But this beginning is profound.
Some days are still hard. Really hard. Usually that happens when I am low on resources—dehydrated, too hungry, not enough sleep. And sometimes, it’s just random.
But I get through every single class, and that still feels like an accomplishment, although I must admit that the time goes by so fast, it blows me away.
And at the end of that hour, I am exhausted, sweaty, stinky, and serene. Not a terrible combination, if you ask me…
So, what has changed? What has shifted in me?
I’m up to going to classes at least 4-5 times a week. It was remarkably easy to get there, even though I was really skeptical at first. I haven’t posted to Facebook for accountability because I actually haven’t needed it.
I am solely accountable to myself.
This might just be the first endeavor in my entire life where I haven’t needed to be accountable to anyone but me. That’s huge! And I didn’t actually realize it until just now, as it hit me that I’d stopped posting yoga updates to Facebook.
As far as other changes, there are the outwardly obvious things—my posture has vastly improved.
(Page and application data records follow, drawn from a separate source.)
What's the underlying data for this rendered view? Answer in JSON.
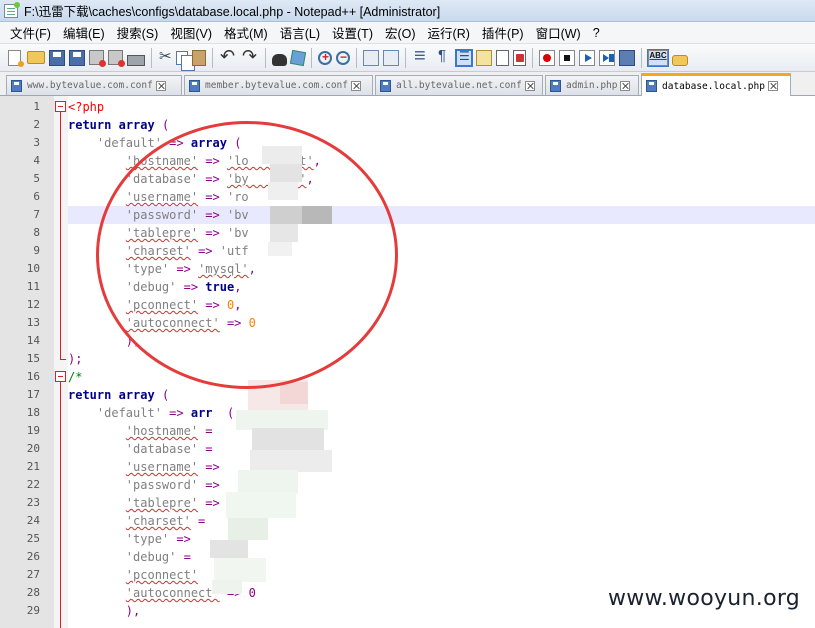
{
  "window": {
    "title": "F:\\迅雷下载\\caches\\configs\\database.local.php - Notepad++ [Administrator]"
  },
  "menu": {
    "items": [
      "文件(F)",
      "编辑(E)",
      "搜索(S)",
      "视图(V)",
      "格式(M)",
      "语言(L)",
      "设置(T)",
      "宏(O)",
      "运行(R)",
      "插件(P)",
      "窗口(W)",
      "?"
    ]
  },
  "toolbar": {
    "icons": [
      "new-file-icon",
      "open-file-icon",
      "save-icon",
      "save-all-icon",
      "close-icon",
      "close-all-icon",
      "print-icon",
      "cut-icon",
      "copy-icon",
      "paste-icon",
      "undo-icon",
      "redo-icon",
      "find-icon",
      "replace-icon",
      "zoom-in-icon",
      "zoom-out-icon",
      "sync-vertical-icon",
      "sync-horizontal-icon",
      "word-wrap-icon",
      "show-all-chars-icon",
      "indent-guide-icon",
      "language-icon",
      "doc-map-icon",
      "function-list-icon",
      "record-macro-icon",
      "stop-record-icon",
      "play-macro-icon",
      "run-macro-multiple-icon",
      "save-macro-icon",
      "spell-check-icon",
      "plugin-icon"
    ]
  },
  "tabs": [
    {
      "label": "www.bytevalue.com.conf",
      "active": false
    },
    {
      "label": "member.bytevalue.com.conf",
      "active": false
    },
    {
      "label": "all.bytevalue.net.conf",
      "active": false
    },
    {
      "label": "admin.php",
      "active": false
    },
    {
      "label": "database.local.php",
      "active": true
    }
  ],
  "editor": {
    "line_numbers": [
      "1",
      "2",
      "3",
      "4",
      "5",
      "6",
      "7",
      "8",
      "9",
      "10",
      "11",
      "12",
      "13",
      "14",
      "15",
      "16",
      "17",
      "18",
      "19",
      "20",
      "21",
      "22",
      "23",
      "24",
      "25",
      "26",
      "27",
      "28",
      "29"
    ],
    "highlighted_line": 7,
    "code": {
      "l1_tag": "<?php",
      "l2_return": "return",
      "l2_array": "array",
      "l2_paren": " (",
      "l3_key": "'default'",
      "l3_arrow": "=>",
      "l3_array": "array",
      "l3_paren": " (",
      "l4_key": "'hostname'",
      "l4_val": "'lo     ost'",
      "l5_key": "'database'",
      "l5_val": "'by    lue'",
      "l6_key": "'username'",
      "l6_val": "'ro",
      "l7_key": "'password'",
      "l7_val": "'bv    @!23'",
      "l8_key": "'tablepre'",
      "l8_val": "'bv",
      "l9_key": "'charset'",
      "l9_val": "'utf",
      "l10_key": "'type'",
      "l10_val": "'mysql'",
      "l11_key": "'debug'",
      "l11_val": "true",
      "l12_key": "'pconnect'",
      "l12_val": "0",
      "l13_key": "'autoconnect'",
      "l13_val": "0",
      "l14_close": "),",
      "l15_close": ");",
      "l16_comment": "/*",
      "l17_return": "return",
      "l17_array": "array",
      "l17_paren": " (",
      "l18_key": "'default'",
      "l18_arrow": "=>",
      "l18_array": "arr",
      "l18_paren": "  (",
      "l19_key": "'hostname'",
      "l19_tail": " =",
      "l20_key": "'database'",
      "l20_tail": " =",
      "l21_key": "'username'",
      "l21_tail": " =>",
      "l22_key": "'password'",
      "l22_tail": " =>",
      "l23_key": "'tablepre'",
      "l23_tail": " =>",
      "l24_key": "'charset'",
      "l24_tail": " =",
      "l25_key": "'type'",
      "l25_tail": " =>",
      "l26_key": "'debug'",
      "l26_tail": " =",
      "l27_key": "'pconnect'",
      "l27_tail": " ",
      "l28_key": "'autoconnect'",
      "l28_tail": " => 0",
      "l29_close": "),"
    },
    "comma": ","
  },
  "colors": {
    "keyword": "#00008b",
    "php_tag": "#ff0000",
    "string": "#808080",
    "operator": "#8b008b",
    "number": "#ff8000",
    "comment": "#008000",
    "fold_marker": "#e02020",
    "annotation_circle": "#e53b3b",
    "active_tab_accent": "#f5a623"
  },
  "watermark": "www.wooyun.org"
}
My skin looks amazing and glowy and happy. My clothes are all fitting looser because I have lost inches. And over the past 5 weeks, even though I’m not actively trying to lose weight (because on yoga days I tend to eat like a horse, or so it feels like, and I love to eat, and I eat whatever I want so long as it’s got ingredients I can pronounce and identify and feel good about eating)… I have indeed lost 5 pounds. And of course, I am more flexible, I’m getting stronger, and my balance is better (most days).
And it’s really cool when I can hold poses longer than I used to, or better, or both. It’s fascinating to see and feel my own progression and growth and change. I am enjoying this process very, very much.
But the real, soul-deep benefits are much harder to articulate.
I’ve noticed that I’m making yoga a priority, no matter what. It’s not so much the yoga as it is making taking care of me the real priority.
I’ll give you an example.
This past Monday, I knew I was going to go to my dad’s house in the evening. I normally try to catch the 8pm class on Mondays, but after 9pm would be way too late to head up to my dad’s house.
Instead of skipping class, I got up an hour earlier, went in to work earlier, left work earlier, and caught the 5pm class instead. I was done by 6pm and on my way up to my dad’s not too long after that.
In other words, I rearranged my entire day to make sure I could still get to yoga but also get to my dad’s. I fulfilled both priorities and felt great about it.
The more profound piece of that, though, is that missing my yoga wasn’t even an option that came to mind.
Which means that I have turned it into a habit to take care of me and prioritize my own health and well-being. It’s not even an option anymore for me to be sedentary, because that is so far from what I want that it doesn’t even enter my mind anymore.
Even now, that realization brings tears to my eyes.
As I anticipated, hot yoga is changing my life. I feel calmer and more in control during the day. I am sleeping harder and better. I’m not waking up at random times of the night anymore. I am able to fall asleep immediately once I’m in bed—and that is a gift, considering falling asleep fast (or sometimes at all) eluded me after my mom’s death.
There's one other thing. A really big thing, too.
I’ve stopped drinking coffee.
Yes. You read that right… this life-long coffee lover (coffee obsessor, more like) has actually stopped drinking coffee altogether.
Before—I drank about 20 ounces of coffee.
That’s a lot of caffeine, y’all.
So now it’s one or two cups of tea (or perhaps a chai latte using almond milk), and if I drink any tea in the afternoon or evening (and I often do), it’s herbal and caffeine free.
And I honestly couldn’t feel better about it than I do. I feel great! I love the smell of coffee, and I do still enjoy the taste (provided there’s enough cream and sugar), but even after a couple of sips, I can recognize that my system just doesn’t like it anymore. In fact, my system all but completely rejects coffee, now that I’ve stopped consuming it.
These changes in me are profound.
And there are more (good! happy!) changes, too—not having anything to do with yoga.